That's the beauty of looking back - as any student of history will confirm; you find uncanny similarities with the past, as well as unexpected and unpredictable contrasts.
Then there is the review of the Le Mans 24 hours race itself: “Le Mans has degenerated into a long, tedious marathon of attrition, with most of the faster cars retiring and with very little interest or drama except in the first few hours.” Pritchard continues: “The 1971 race attracted the worst entry for many years,” but goes on to assert that the ACO had seventy-four entries from which to pick the fifty-five starters. Seems strong enough a level of support to me, but there seemed little space for optimism in 1971. Is that true in 2012?
In 1971, Motor Sport's DSJ wasn't even at Le Mans, covering instead a non-championship Formula One race at Hockenheim. The 24 hour race was reported for Motor Sport by Andrew Marriott, who wrote:
"Undoubtedly, Le Mans has lost much of its old magic and in this, the last year of the present 5-litre cars, there were few high spots as the most famous of all sports car races played itself out.
|Don't you just love the closely packed text?|
"The 1971 Le Mans 24-Hours will go down as one of the less memorable races for a variety of reasons. Perhaps the main one was that, with a couple of minor exceptions, there were no really new models in the race.
"Yes, the Le Mans magic has faded, and several of the old faces were missing including MOTOR SPORT's Continental Correspondent who was giving the race a miss for the first time in almost twenty years."
The zenith of Group C is far in the future, the complete disappearance of a world championship in the 1990's unimaginable, and yet, here we are, approaching the eightieth running of the great race with its popularity intact and probably, if anything, on the increase.
In his Continental Notes in MOTOR SPORT's July, 1971 edition, however, Denis Jenkinson did suggest, that with the introduction of the 3-litre formula for sports cars, scheduled for 1972, an era could be envisaged in which Grand Prix and Sports car racing would be able to converge: "Could we possibly be entering on a new phase of equality between Grand Prix and Sports Cars where the best of both worlds are combined into a one-type racing scene, with the scrapping of the Drivers' World Championship and the Manufacturers' Campionship, and the introduction of an overall Racing Championship for the best team (and/or driver) in motor racing."
Hardly. And now Formula 1, as Grand Prix racing seems to have become known, is further from any other form of the sport than even Jenks can have expected. But Sports Car racing still fills an important niche, with the ACO particularly willing to encourage and embrace new technologies with relevance to road car development.
Just as today, the 1970's were full of economic uncertainty, a severe fuel crisis, and the ACO had to react to world events with innovative regulations, often in the face of conflicting direction from the CSI (the then sporting arm of the FIA).

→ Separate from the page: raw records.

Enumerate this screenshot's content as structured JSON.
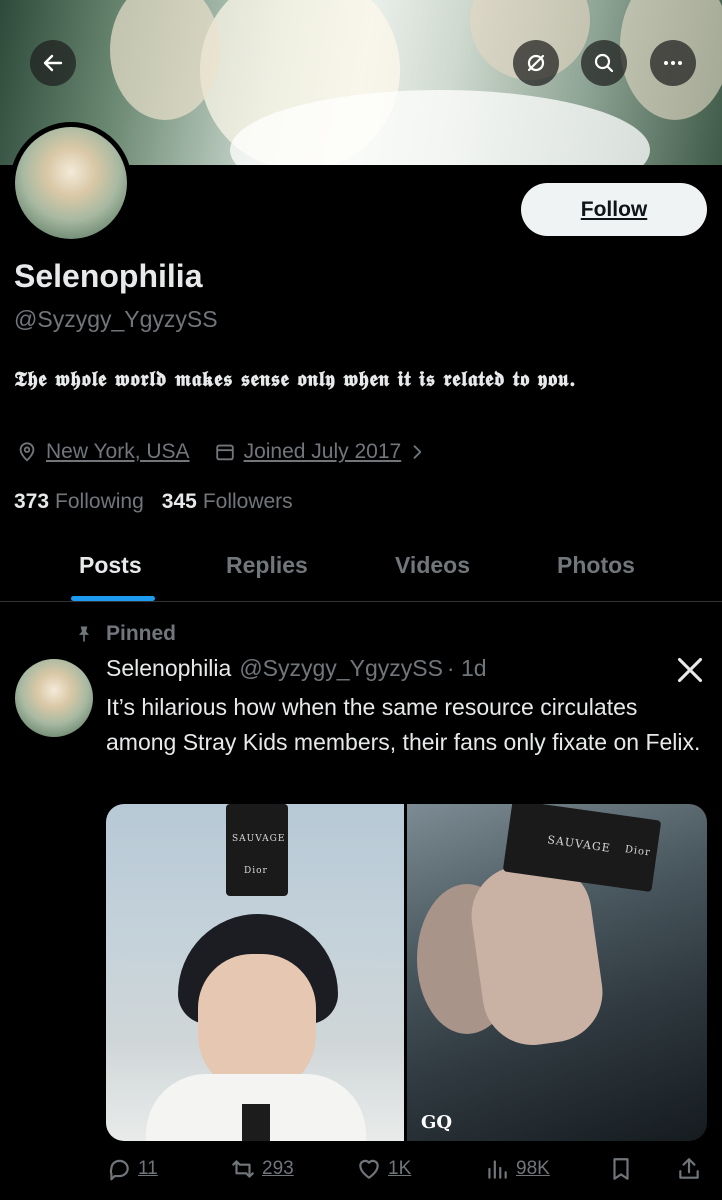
{
  "header": {
    "back_icon": "arrow-left-icon",
    "mute_icon": "circle-slash-icon",
    "search_icon": "search-icon",
    "more_icon": "more-horizontal-icon"
  },
  "profile": {
    "follow_label": "Follow",
    "display_name": "Selenophilia",
    "handle": "@Syzygy_YgyzySS",
    "bio": "𝕿𝖍𝖊 𝖜𝖍𝖔𝖑𝖊 𝖜𝖔𝖗𝖑𝖉 𝖒𝖆𝖐𝖊𝖘 𝖘𝖊𝖓𝖘𝖊 𝖔𝖓𝖑𝖞 𝖜𝖍𝖊𝖓 𝖎𝖙 𝖎𝖘 𝖗𝖊𝖑𝖆𝖙𝖊𝖉 𝖙𝖔 𝖞𝖔𝖚.",
    "location": "New York, USA",
    "joined": "Joined July 2017",
    "following_count": "373",
    "following_label": "Following",
    "followers_count": "345",
    "followers_label": "Followers"
  },
  "tabs": [
    "Posts",
    "Replies",
    "Videos",
    "Photos"
  ],
  "active_tab": "Posts",
  "tweet": {
    "pinned_label": "Pinned",
    "author_name": "Selenophilia",
    "author_handle": "@Syzygy_YgyzySS",
    "time": "· 1d",
    "text": "It’s hilarious how when the same resource circulates among Stray Kids members, their fans only fixate on Felix.",
    "media_label_1": "SAUVAGE",
    "media_brand_1": "Dior",
    "media_label_2": "SAUVAGE",
    "media_brand_2": "Dior",
    "magazine_logo": "GQ",
    "replies": "11",
    "retweets": "293",
    "likes": "1K",
    "views": "98K"
  },
  "colors": {
    "background": "#000000",
    "text_primary": "#e7e9ea",
    "text_secondary": "#71767b",
    "accent": "#1d9bf0",
    "follow_button_bg": "#eff3f4"
  }
}
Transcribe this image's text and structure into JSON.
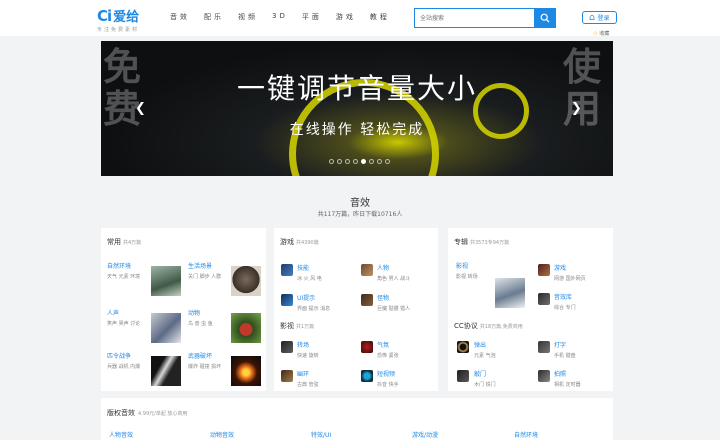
{
  "header": {
    "logo_mark": "Ci",
    "logo_text": "爱给",
    "slogan": "专注免费素材",
    "nav": [
      "音效",
      "配乐",
      "视频",
      "3D",
      "平面",
      "游戏",
      "教程"
    ],
    "search_placeholder": "全站搜索",
    "login_label": "登录",
    "favorite_label": "收藏"
  },
  "banner": {
    "title": "一键调节音量大小",
    "subtitle": "在线操作  轻松完成",
    "left_chars": "免\n费",
    "right_chars": "使\n用",
    "slide_count": 8,
    "active_slide": 4
  },
  "section": {
    "title": "音效",
    "summary": "共117万篇，昨日下载10716人"
  },
  "cards": {
    "common": {
      "head": "常用",
      "count": "共4万篇",
      "items": [
        {
          "name": "自然环境",
          "tags": "天气 元素 环境"
        },
        {
          "name": "生活场景",
          "tags": "关门 脚步 人群"
        },
        {
          "name": "人声",
          "tags": "笑声 哭声 讨论"
        },
        {
          "name": "动物",
          "tags": "鸟 兽 虫 鱼"
        },
        {
          "name": "匹令战争",
          "tags": "兵器 战机 内爆"
        },
        {
          "name": "武器破坏",
          "tags": "爆炸 碰撞 损坏"
        }
      ]
    },
    "game": {
      "head": "游戏",
      "count": "共4390篇",
      "items": [
        {
          "name": "技能",
          "tags": "冰 火 风 电"
        },
        {
          "name": "人物",
          "tags": "角色 男人 战斗"
        },
        {
          "name": "UI提示",
          "tags": "界面 提示 消息"
        },
        {
          "name": "怪物",
          "tags": "巨魔 骷髅 猎人"
        }
      ],
      "sub_head": "影视",
      "sub_count": "共1万篇",
      "sub_items": [
        {
          "name": "转场",
          "tags": "快速 旋转"
        },
        {
          "name": "气氛",
          "tags": "恐怖 紧张"
        },
        {
          "name": "幽环",
          "tags": "古典 管弦"
        },
        {
          "name": "短视频",
          "tags": "抖音 快手"
        }
      ]
    },
    "special": {
      "head": "专辑",
      "count": "共3573专94万篇",
      "items": [
        {
          "name": "影视",
          "tags": "影视 转场"
        },
        {
          "name": "游戏",
          "tags": "网游 国外网页"
        },
        {
          "name": "音效库",
          "tags": "综合 专门"
        }
      ],
      "sub_head": "CC协议",
      "sub_count": "共18万篇,免费商用",
      "sub_items": [
        {
          "name": "弹出",
          "tags": "元素 气泡"
        },
        {
          "name": "打字",
          "tags": "手机 键盘"
        },
        {
          "name": "敲门",
          "tags": "木门 铁门"
        },
        {
          "name": "拍照",
          "tags": "相机 定时器"
        }
      ]
    }
  },
  "bottom": {
    "head": "版权音效",
    "count": "4.99元/单起 放心商用",
    "cats": [
      "人物音效",
      "动物音效",
      "特效/UI",
      "游戏/动漫",
      "自然环境"
    ]
  },
  "colors": {
    "accent": "#1e88e5",
    "banner_yellow": "#d6d600"
  }
}
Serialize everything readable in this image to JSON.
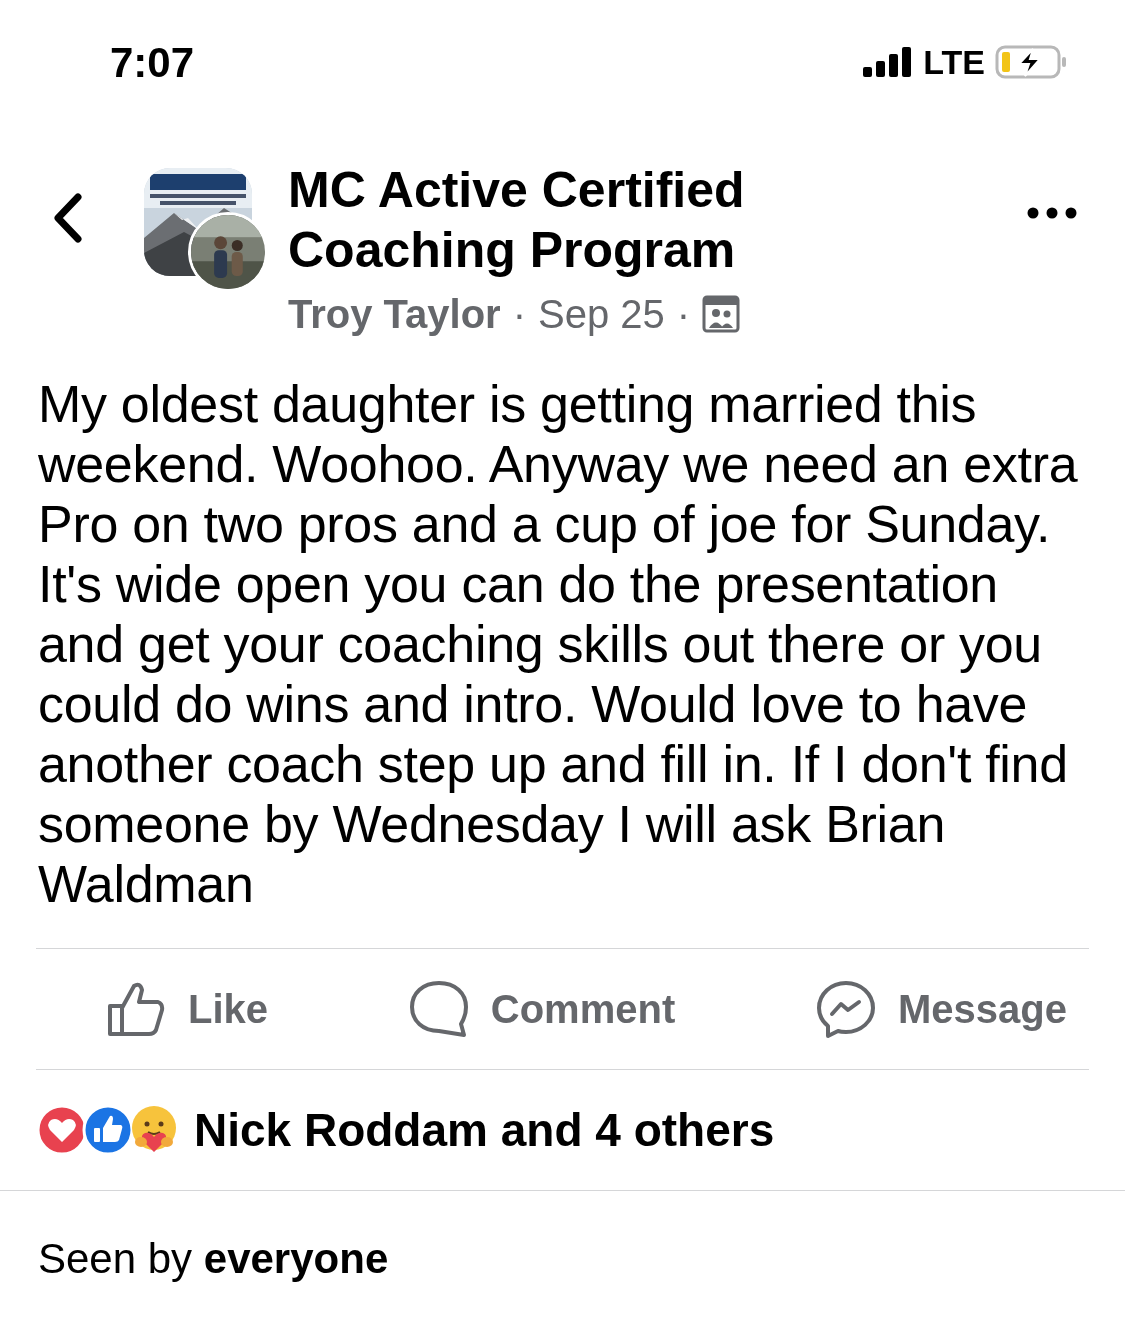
{
  "status_bar": {
    "time": "7:07",
    "network": "LTE"
  },
  "header": {
    "group_name": "MC Active Certified Coaching Program",
    "author": "Troy Taylor",
    "separator_1": "·",
    "date": "Sep 25",
    "separator_2": "·"
  },
  "post": {
    "text": "My oldest daughter is getting married this weekend. Woohoo. Anyway we need an extra Pro on two pros and a cup of joe for Sunday. It's wide open you can do the presentation and get your coaching skills out there or you could do wins and intro. Would love to have another coach step up and fill in. If I don't find someone by Wednesday I will ask Brian Waldman"
  },
  "actions": [
    {
      "kind": "like",
      "label": "Like"
    },
    {
      "kind": "comment",
      "label": "Comment"
    },
    {
      "kind": "message",
      "label": "Message"
    }
  ],
  "reactions": {
    "types": [
      {
        "kind": "love"
      },
      {
        "kind": "like"
      },
      {
        "kind": "care"
      }
    ],
    "summary": "Nick Roddam and 4 others"
  },
  "seen_by": "Seen by **everyone**"
}
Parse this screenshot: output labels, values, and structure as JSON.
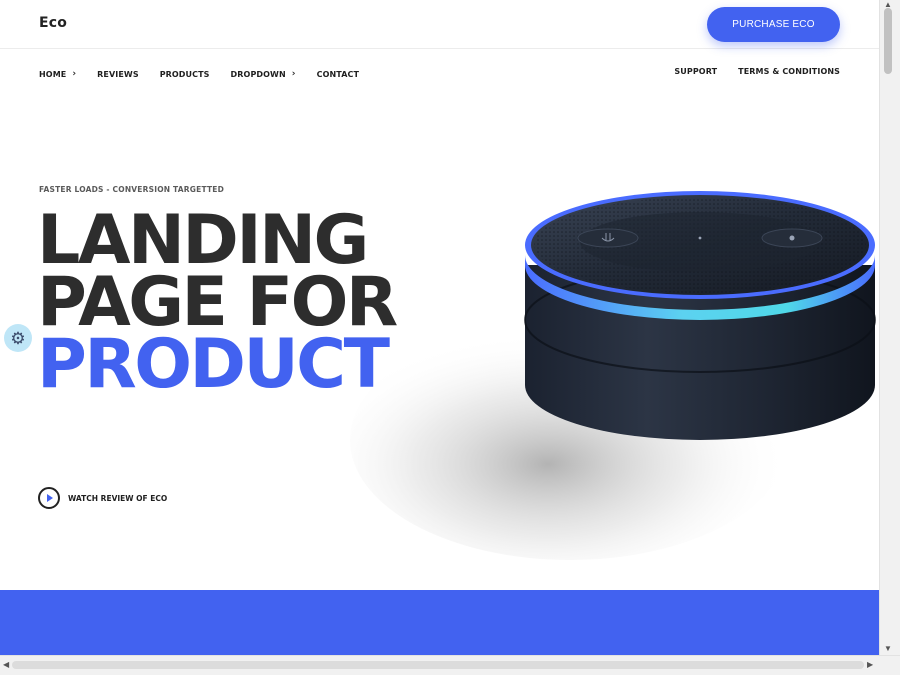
{
  "header": {
    "logo": "Eco",
    "purchase_button": "PURCHASE ECO"
  },
  "nav": {
    "left": [
      {
        "label": "HOME",
        "has_chevron": true
      },
      {
        "label": "REVIEWS",
        "has_chevron": false
      },
      {
        "label": "PRODUCTS",
        "has_chevron": false
      },
      {
        "label": "DROPDOWN",
        "has_chevron": true
      },
      {
        "label": "CONTACT",
        "has_chevron": false
      }
    ],
    "right": [
      {
        "label": "SUPPORT"
      },
      {
        "label": "TERMS & CONDITIONS"
      }
    ],
    "chevron_glyph": "›"
  },
  "hero": {
    "tagline": "FASTER LOADS - CONVERSION TARGETTED",
    "headline_line1": "LANDING",
    "headline_line2": "PAGE FOR",
    "headline_accent": "PRODUCT",
    "watch_label": "WATCH REVIEW OF ECO"
  },
  "icons": {
    "settings": "gear-icon",
    "play": "play-icon"
  },
  "colors": {
    "accent": "#4262f0",
    "text_dark": "#2d2d2d",
    "settings_bg": "#bfe6f7",
    "device_ring": "#4a6cff",
    "device_glow": "#4fd8e8"
  }
}
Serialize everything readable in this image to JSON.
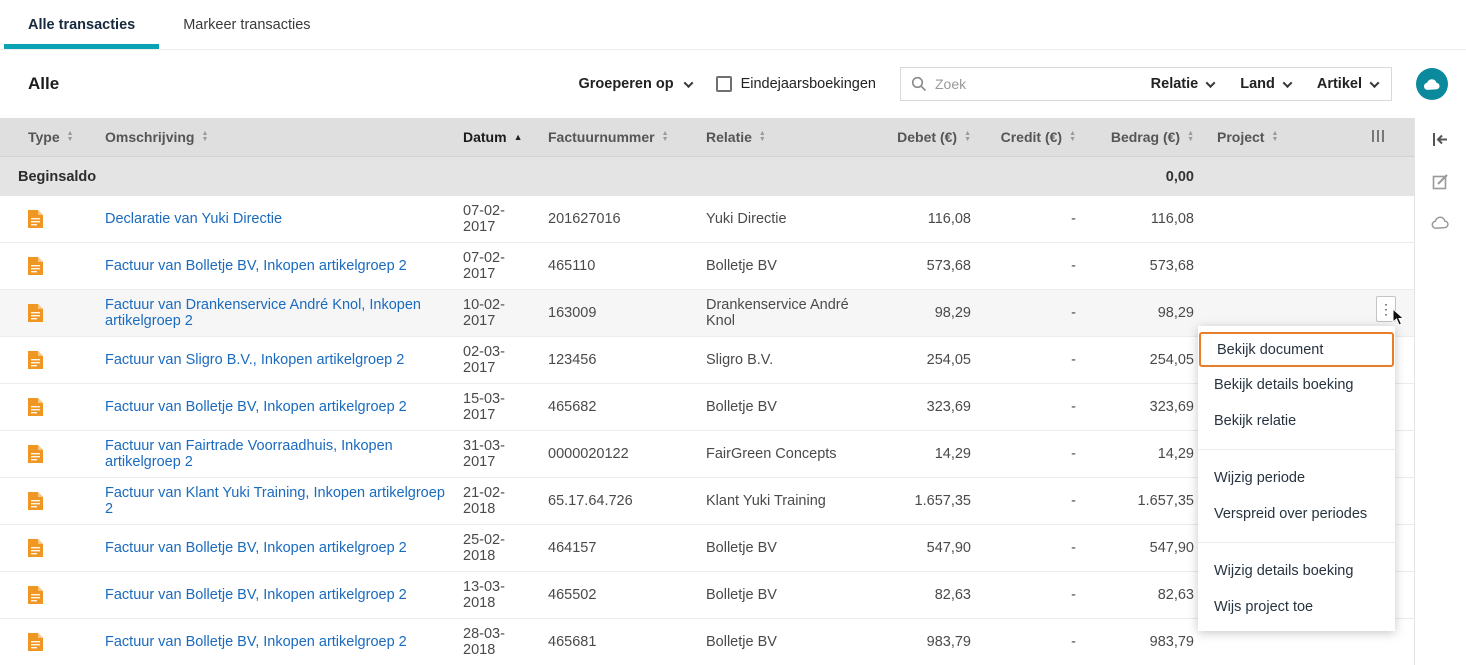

Apart from the sheer joy of wallowing in history, I think the point I am trying to draw out here is that ever since the announcement of the World Endurance Championship for 2012, media outlets have been portraying the negative aspects. Such is the nature of the media. I would not pretend that everything is necessarily as rosy as it could be. But by examining the past and understanding it, you become better placed to make the right decisions in the present to the benefit of the future.
In general, interest in sports car racing is high. The organisation is trying to make things better, not worse and I believe that, from a technical point of view, sports car racing is in good hands. What I sometimes doubt is when political or sporting decisions are made, they are frequently off beam - full of shortsightedness or riven with unintended consequence.
What we need now is wisdom and a strong nerve - not just in sports car racing, but in the world in general. 1971 gave us the Porsche Curves, and a 24-hour distance record that survived until 2010. I hope that 2012 can provide similarly iconic legacies.